“The big hill! It went on and on and it was so steep.”
“And the best bit?”
“Errrr. It’s weird but maybe the best bit was going uphill too” they declared. “Because we didn’t think we could do it, and then we discovered we were stronger than we thought.”
The Himalayan hills are behind us now, but whilst they were hard, we are missing them as we cycle on the plains of the Ganges. A piece of our hearts is left in the drama of the scenery we have passed through, in the unexpected terrain, with the turquoise Ganga tumbling beside us, with the resilient spirits and gentle smiles of mountain people.
Our challenges are different now. We cycle by monkeys and road signs for elephants. We are grateful for the sacred cows that bimble all over the roads, slowing the onslaught of traffic to a safer pace. We dodge between rickshaws, auto-rickshaws, tuktuks, battered old cars, trucks and buses, mules and donkeys, carts, dogs, cows, pigs, monkeys, people, puddles, potholes, bumps and lumps.
“One Selfie!” all the motorbikes call to us, anything from one to five passengers squeezed on a single seat, hands full of mobile phones pointing at us whilst shouting “What your country?!”
When we pause for a break, crowds gather within seconds, motorbikes abandoned in the middle of the road for videos and selfies with us, overladen buses veering around, sometimes with a small crowd sat on top or someone on the roof-rack playing a drum.
In this land of motorbikes and selfies, noise is relentless. After a few days we manage to zone out from the blaring horns, rumbling engines, squeals of monkeys and calls to prayer. The heat is oppressive, thirst impossible to quench. We seek sanctuary in our overnight abodes, a screen of concrete and glass between us and the chaos, a waft of cool from a fan that looks ready to propel itself from a misfitting hole in a crumbling ceiling. Kevin dreamt last night of a fan spinning from the ceiling into the giant bed and mincing us all up. Maybe he is wanting a get-out from the sticky hard work or the incessant overload on the senses.
Christine is a changed woman. “We’ll get another day out of these cycling jerseys” she suggests on day four of ten hours on the road. It is a polar opposite to her usual habit of putting every last scrap of clothing in a washing machine after a half-hour cycle that raises no sweat. I am a changed woman too, saturated with grime and years of dirty adventures, eager to rinse our jerseys in a bucket.
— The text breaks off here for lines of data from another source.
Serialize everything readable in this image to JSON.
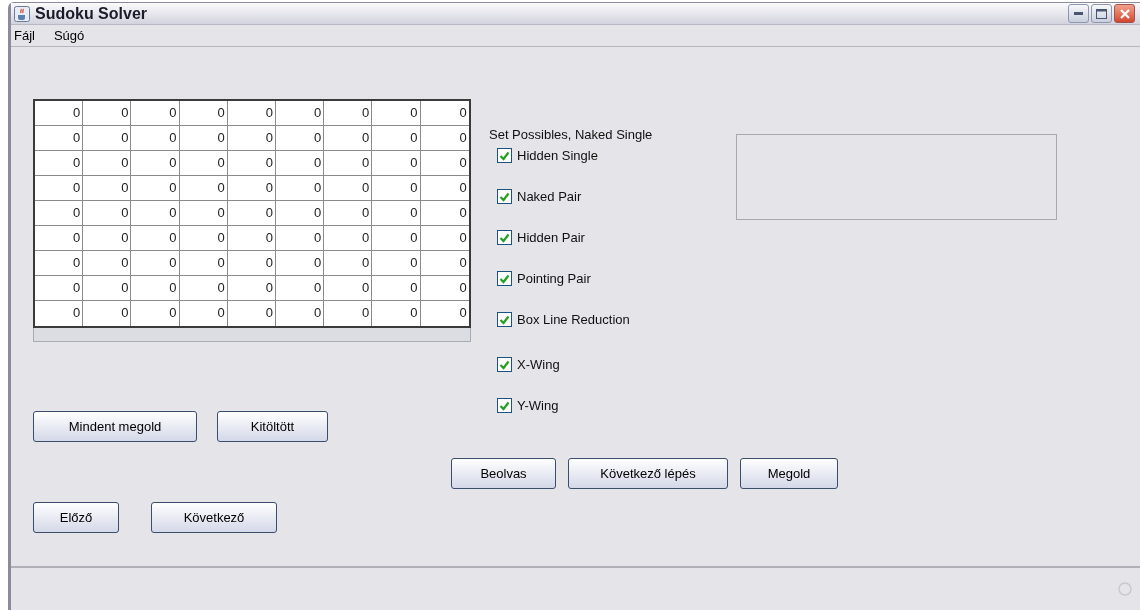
{
  "window": {
    "title": "Sudoku Solver"
  },
  "menu": [
    "Fájl",
    "Súgó"
  ],
  "grid": [
    [
      "0",
      "0",
      "0",
      "0",
      "0",
      "0",
      "0",
      "0",
      "0"
    ],
    [
      "0",
      "0",
      "0",
      "0",
      "0",
      "0",
      "0",
      "0",
      "0"
    ],
    [
      "0",
      "0",
      "0",
      "0",
      "0",
      "0",
      "0",
      "0",
      "0"
    ],
    [
      "0",
      "0",
      "0",
      "0",
      "0",
      "0",
      "0",
      "0",
      "0"
    ],
    [
      "0",
      "0",
      "0",
      "0",
      "0",
      "0",
      "0",
      "0",
      "0"
    ],
    [
      "0",
      "0",
      "0",
      "0",
      "0",
      "0",
      "0",
      "0",
      "0"
    ],
    [
      "0",
      "0",
      "0",
      "0",
      "0",
      "0",
      "0",
      "0",
      "0"
    ],
    [
      "0",
      "0",
      "0",
      "0",
      "0",
      "0",
      "0",
      "0",
      "0"
    ],
    [
      "0",
      "0",
      "0",
      "0",
      "0",
      "0",
      "0",
      "0",
      "0"
    ]
  ],
  "strategy_label": "Set Possibles, Naked Single",
  "strategies": [
    {
      "label": "Hidden Single",
      "checked": true
    },
    {
      "label": "Naked Pair",
      "checked": true
    },
    {
      "label": "Hidden Pair",
      "checked": true
    },
    {
      "label": "Pointing Pair",
      "checked": true
    },
    {
      "label": "Box Line Reduction",
      "checked": true
    },
    {
      "label": "X-Wing",
      "checked": true
    },
    {
      "label": "Y-Wing",
      "checked": true
    }
  ],
  "grid_buttons": [
    "Mindent megold",
    "Kitöltött"
  ],
  "step_buttons": [
    "Beolvas",
    "Következő lépés",
    "Megold"
  ],
  "history_buttons": [
    "Előző",
    "Következő"
  ]
}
“I love all these bruises and scrapes on my legs. Some of them are spectacular!” Christine adds, “I’m a real adventurer now”. Meanwhile, the seasoned adventurer in me is scrubbing myself clean, cleaning my feet with tea tree and seeking the moisturiser. There has been an exchange between us somewhere along the way. Christine has downed her standards (even happy to eat some day-old pizza crawling with ants), and I have upped mine.
We are exhausted with ‘our public’ but appreciative of Christine bringing up the rear and acting as our relationship manager with the motorbikes chasing us down from behind. They have heard we are on the road and are out to investigate. “Namaste! Gangotri to Varanasi” she calls out like a broken record, and intermittently we hear “Very well thank you!” In desperation to escape a growing crowd and a gang of bikes in the town of Bijnor, we flee.
10km out of town, our newly acquired Indian SIM card not working, I briefly turn my data roaming on to check we are on the right road. We are going totally the wrong direction. Back on track and my phone full of texts from Three informing me that the 90 seconds online has cost me more than £1 a second (seriously Three?!), we decide to cut our day short and find a riverside Ashram. We are hoping for some peace and a spiritual experience on our “Sacred Way”.
We leave the tarmac and follow a dusty lane towards the Ganges, temporarily lost amongst donkey poo and inquisitive villagers. Kevin’s data roaming, at a much more reasonable rate, navigates us to the Ashram gates. A friendly crowd starts to gather and lifts us and our bikes up the flight of steps, and through a gateway that has an air of temple about it. Before entering inside, we are spoiled with hot chai, snacks and a bunch more selfies. Ready for some rest and maybe a lesson in meditation, we begin heading inside, asking where there is a room we can lie down. Instead we are guided outside again, back down the steps, up the dusty street and toward the ‘the old house’. I imagine an ancient temple, maybe a bit dilapidated, excited for our first Ashram.
We are shown to a room, Kevin reporting that an old man had been fast asleep on the bed until a few seconds before.
“This old Ashram?” I ask Kum Kum in my new Indian English. She seems to be in charge.
“Old home,” she says, “I manager”.
A few hours later, tucking into daal and chapatis with a bunch of old men in their 90’s, we realise that the Ashram is actually an old people’s home, and we are booked in for the night.
Never a dull moment in India.